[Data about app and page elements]
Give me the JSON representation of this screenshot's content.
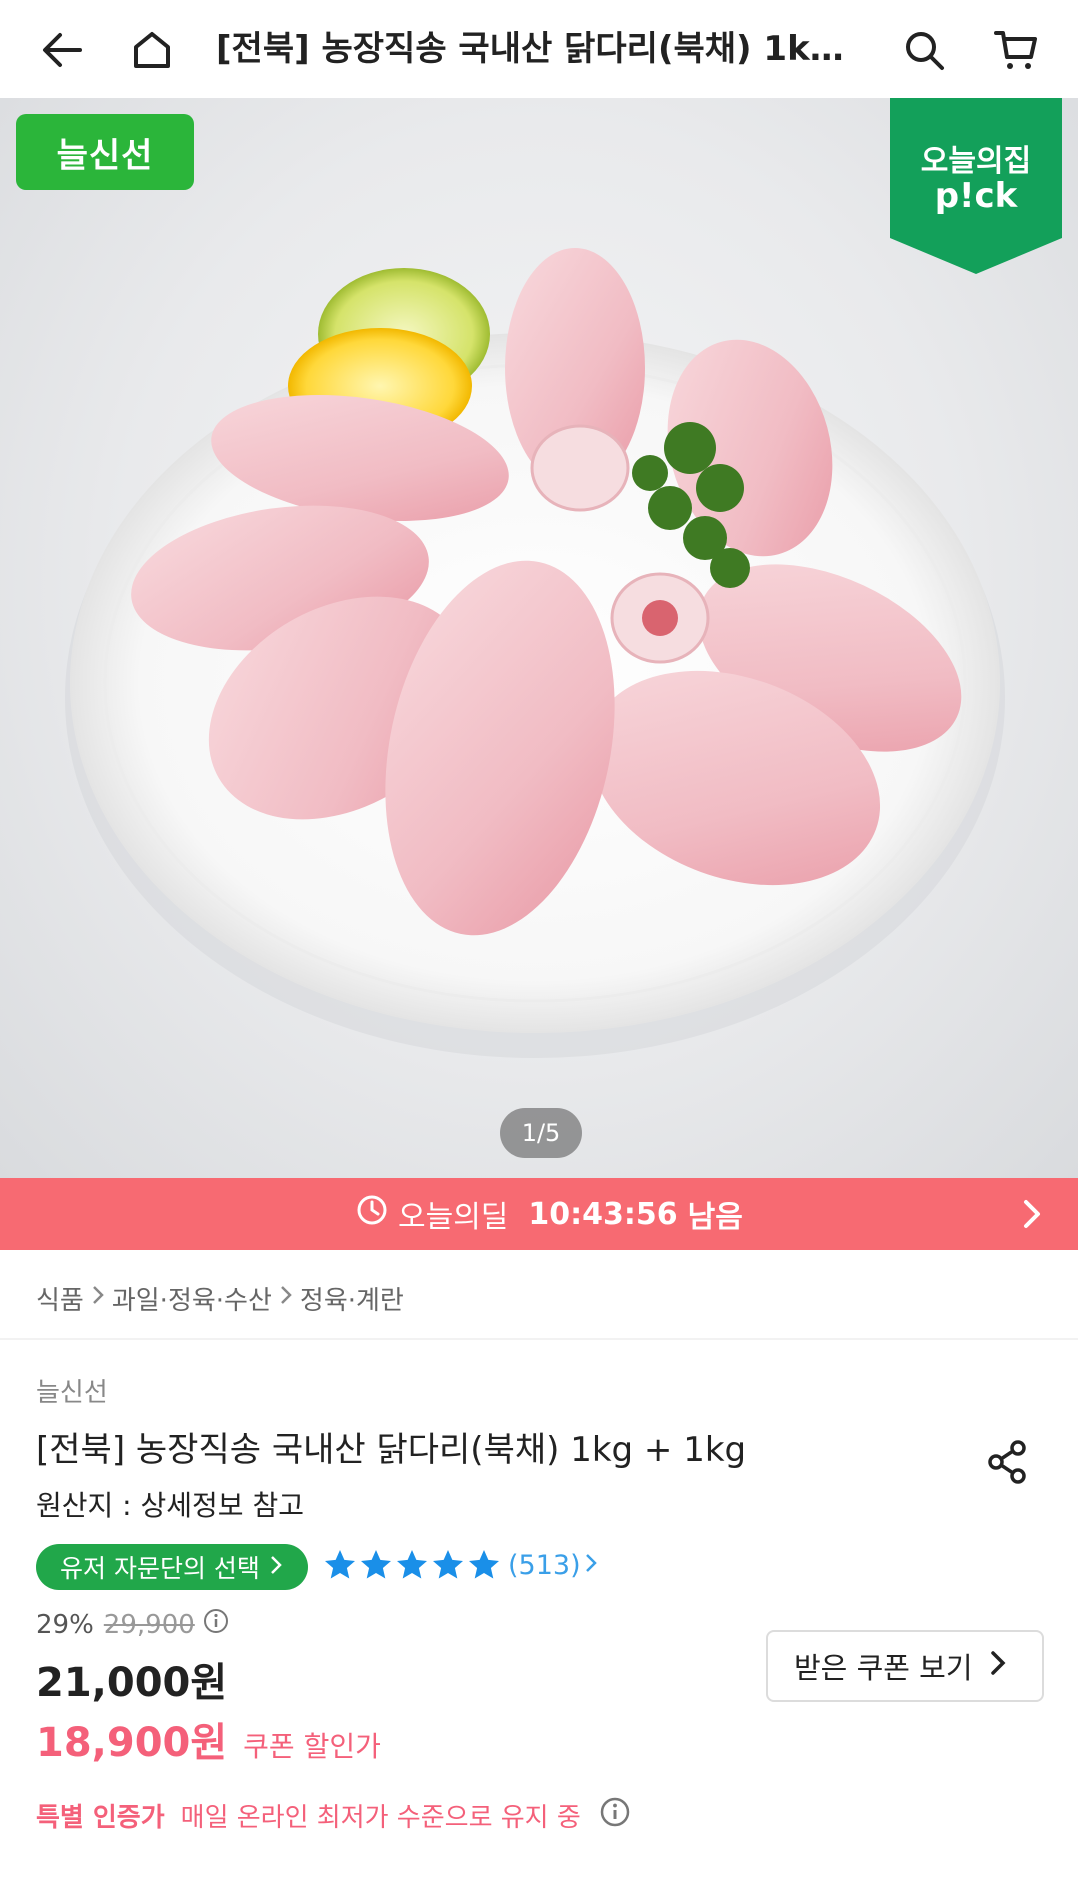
{
  "header": {
    "title": "[전북] 농장직송 국내산 닭다리(북채) 1kg + 1kg",
    "icons": [
      "back-arrow-icon",
      "home-icon",
      "search-icon",
      "cart-icon"
    ]
  },
  "hero": {
    "brand_badge": "늘신선",
    "pick_badge_line1": "오늘의집",
    "pick_badge_line2": "p!ck",
    "image_counter": "1/5"
  },
  "deal": {
    "label": "오늘의딜",
    "time_left": "10:43:56",
    "suffix": "남음"
  },
  "breadcrumb": {
    "items": [
      "식품",
      "과일·정육·수산",
      "정육·계란"
    ]
  },
  "product": {
    "brand": "늘신선",
    "title": "[전북] 농장직송 국내산 닭다리(북채) 1kg + 1kg",
    "origin": "원산지 : 상세정보 참고",
    "user_pick_label": "유저 자문단의 선택",
    "rating": 5,
    "review_count": "(513)",
    "discount_percent": "29%",
    "original_price": "29,900",
    "price": "21,000원",
    "coupon_price": "18,900원",
    "coupon_price_label": "쿠폰 할인가",
    "coupon_button": "받은 쿠폰 보기",
    "special_label": "특별 인증가",
    "special_desc": "매일 온라인 최저가 수준으로 유지 중"
  },
  "colors": {
    "brand_green": "#2bb53a",
    "pick_green": "#13a05a",
    "deal_bar": "#f76a72",
    "coupon_pink": "#f4607a",
    "star_blue": "#1a8fe8"
  }
}
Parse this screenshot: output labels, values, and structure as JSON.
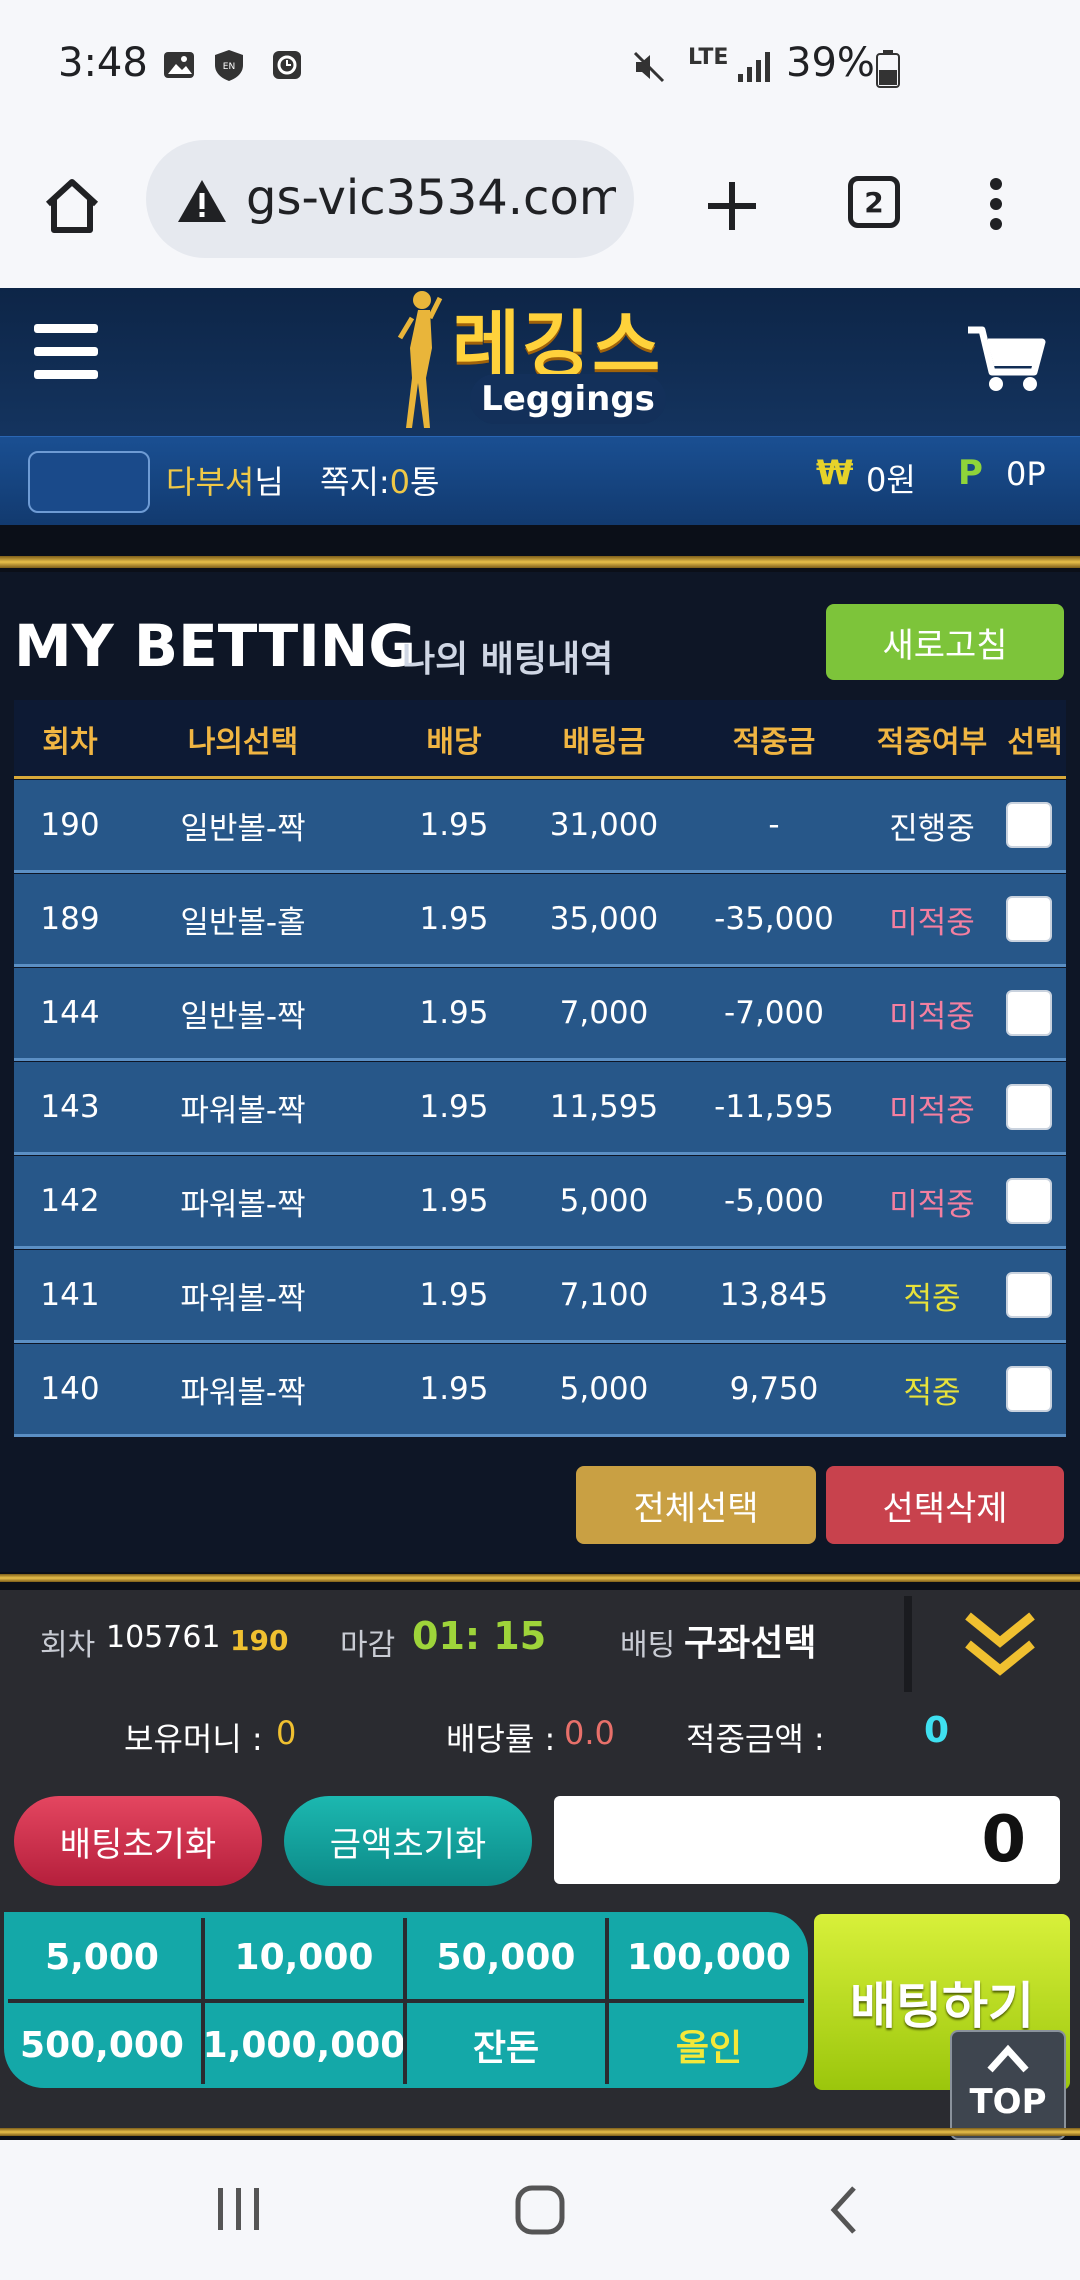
{
  "status_bar": {
    "time": "3:48",
    "network": "LTE",
    "battery": "39%"
  },
  "browser": {
    "url": "gs-vic3534.com",
    "tab_count": "2"
  },
  "site": {
    "logo_title": "레깅스",
    "logo_sub": "Leggings"
  },
  "user_bar": {
    "username": "다부셔",
    "suffix": "님",
    "messages_label": "쪽지:",
    "messages_count": "0",
    "messages_unit": "통",
    "money_symbol": "₩",
    "money": "0원",
    "points_symbol": "P",
    "points": "0P"
  },
  "betting": {
    "title": "MY BETTING",
    "subtitle": "나의 배팅내역",
    "refresh_label": "새로고침",
    "columns": [
      "회차",
      "나의선택",
      "배당",
      "배팅금",
      "적중금",
      "적중여부",
      "선택"
    ],
    "rows": [
      {
        "round": "190",
        "choice": "일반볼-짝",
        "odds": "1.95",
        "bet": "31,000",
        "win": "-",
        "result": "진행중",
        "status": "pending"
      },
      {
        "round": "189",
        "choice": "일반볼-홀",
        "odds": "1.95",
        "bet": "35,000",
        "win": "-35,000",
        "result": "미적중",
        "status": "lose"
      },
      {
        "round": "144",
        "choice": "일반볼-짝",
        "odds": "1.95",
        "bet": "7,000",
        "win": "-7,000",
        "result": "미적중",
        "status": "lose"
      },
      {
        "round": "143",
        "choice": "파워볼-짝",
        "odds": "1.95",
        "bet": "11,595",
        "win": "-11,595",
        "result": "미적중",
        "status": "lose"
      },
      {
        "round": "142",
        "choice": "파워볼-짝",
        "odds": "1.95",
        "bet": "5,000",
        "win": "-5,000",
        "result": "미적중",
        "status": "lose"
      },
      {
        "round": "141",
        "choice": "파워볼-짝",
        "odds": "1.95",
        "bet": "7,100",
        "win": "13,845",
        "result": "적중",
        "status": "win"
      },
      {
        "round": "140",
        "choice": "파워볼-짝",
        "odds": "1.95",
        "bet": "5,000",
        "win": "9,750",
        "result": "적중",
        "status": "win"
      }
    ],
    "select_all_label": "전체선택",
    "delete_label": "선택삭제"
  },
  "bet_panel": {
    "round_label": "회차",
    "round_total": "105761",
    "round_current": "190",
    "deadline_label": "마감",
    "deadline": "01: 15",
    "bet_label": "배팅",
    "bet_choice": "구좌선택",
    "money_label": "보유머니 :",
    "money_value": "0",
    "rate_label": "배당률 :",
    "rate_value": "0.0",
    "win_label": "적중금액 :",
    "win_value": "0",
    "reset_bet_label": "배팅초기화",
    "reset_amount_label": "금액초기화",
    "amount_value": "0",
    "amounts": [
      "5,000",
      "10,000",
      "50,000",
      "100,000",
      "500,000",
      "1,000,000",
      "잔돈",
      "올인"
    ],
    "bet_button": "배팅하기",
    "top_label": "TOP"
  },
  "colors": {
    "win": "#e8e23a",
    "lose": "#f47fa0",
    "pending": "#ffffff",
    "green_btn": "#7dc43a",
    "gold_btn": "#c9a043",
    "red_btn": "#c8424d",
    "teal": "#14a8a8"
  }
}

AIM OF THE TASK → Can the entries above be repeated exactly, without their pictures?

REPLY →
Give me the JSON representation of this screenshot's content.
{
  "header": {
    "title": "[전북] 농장직송 국내산 닭다리(북채) 1kg + 1kg",
    "icons": [
      "back-arrow-icon",
      "home-icon",
      "search-icon",
      "cart-icon"
    ]
  },
  "hero": {
    "brand_badge": "늘신선",
    "pick_badge_line1": "오늘의집",
    "pick_badge_line2": "p!ck",
    "image_counter": "1/5"
  },
  "deal": {
    "label": "오늘의딜",
    "time_left": "10:43:56",
    "suffix": "남음"
  },
  "breadcrumb": {
    "items": [
      "식품",
      "과일·정육·수산",
      "정육·계란"
    ]
  },
  "product": {
    "brand": "늘신선",
    "title": "[전북] 농장직송 국내산 닭다리(북채) 1kg + 1kg",
    "origin": "원산지 : 상세정보 참고",
    "user_pick_label": "유저 자문단의 선택",
    "rating": 5,
    "review_count": "(513)",
    "discount_percent": "29%",
    "original_price": "29,900",
    "price": "21,000원",
    "coupon_price": "18,900원",
    "coupon_price_label": "쿠폰 할인가",
    "coupon_button": "받은 쿠폰 보기",
    "special_label": "특별 인증가",
    "special_desc": "매일 온라인 최저가 수준으로 유지 중"
  },
  "colors": {
    "brand_green": "#2bb53a",
    "pick_green": "#13a05a",
    "deal_bar": "#f76a72",
    "coupon_pink": "#f4607a",
    "star_blue": "#1a8fe8"
  }
}
Parse this screenshot: output labels, values, and structure as JSON.
{
  "status_bar": {
    "time": "3:48",
    "network": "LTE",
    "battery": "39%"
  },
  "browser": {
    "url": "gs-vic3534.com",
    "tab_count": "2"
  },
  "site": {
    "logo_title": "레깅스",
    "logo_sub": "Leggings"
  },
  "user_bar": {
    "username": "다부셔",
    "suffix": "님",
    "messages_label": "쪽지:",
    "messages_count": "0",
    "messages_unit": "통",
    "money_symbol": "₩",
    "money": "0원",
    "points_symbol": "P",
    "points": "0P"
  },
  "betting": {
    "title": "MY BETTING",
    "subtitle": "나의 배팅내역",
    "refresh_label": "새로고침",
    "columns": [
      "회차",
      "나의선택",
      "배당",
      "배팅금",
      "적중금",
      "적중여부",
      "선택"
    ],
    "rows": [
      {
        "round": "190",
        "choice": "일반볼-짝",
        "odds": "1.95",
        "bet": "31,000",
        "win": "-",
        "result": "진행중",
        "status": "pending"
      },
      {
        "round": "189",
        "choice": "일반볼-홀",
        "odds": "1.95",
        "bet": "35,000",
        "win": "-35,000",
        "result": "미적중",
        "status": "lose"
      },
      {
        "round": "144",
        "choice": "일반볼-짝",
        "odds": "1.95",
        "bet": "7,000",
        "win": "-7,000",
        "result": "미적중",
        "status": "lose"
      },
      {
        "round": "143",
        "choice": "파워볼-짝",
        "odds": "1.95",
        "bet": "11,595",
        "win": "-11,595",
        "result": "미적중",
        "status": "lose"
      },
      {
        "round": "142",
        "choice": "파워볼-짝",
        "odds": "1.95",
        "bet": "5,000",
        "win": "-5,000",
        "result": "미적중",
        "status": "lose"
      },
      {
        "round": "141",
        "choice": "파워볼-짝",
        "odds": "1.95",
        "bet": "7,100",
        "win": "13,845",
        "result": "적중",
        "status": "win"
      },
      {
        "round": "140",
        "choice": "파워볼-짝",
        "odds": "1.95",
        "bet": "5,000",
        "win": "9,750",
        "result": "적중",
        "status": "win"
      }
    ],
    "select_all_label": "전체선택",
    "delete_label": "선택삭제"
  },
  "bet_panel": {
    "round_label": "회차",
    "round_total": "105761",
    "round_current": "190",
    "deadline_label": "마감",
    "deadline": "01: 15",
    "bet_label": "배팅",
    "bet_choice": "구좌선택",
    "money_label": "보유머니 :",
    "money_value": "0",
    "rate_label": "배당률 :",
    "rate_value": "0.0",
    "win_label": "적중금액 :",
    "win_value": "0",
    "reset_bet_label": "배팅초기화",
    "reset_amount_label": "금액초기화",
    "amount_value": "0",
    "amounts": [
      "5,000",
      "10,000",
      "50,000",
      "100,000",
      "500,000",
      "1,000,000",
      "잔돈",
      "올인"
    ],
    "bet_button": "배팅하기",
    "top_label": "TOP"
  },
  "colors": {
    "win": "#e8e23a",
    "lose": "#f47fa0",
    "pending": "#ffffff",
    "green_btn": "#7dc43a",
    "gold_btn": "#c9a043",
    "red_btn": "#c8424d",
    "teal": "#14a8a8"
  }
}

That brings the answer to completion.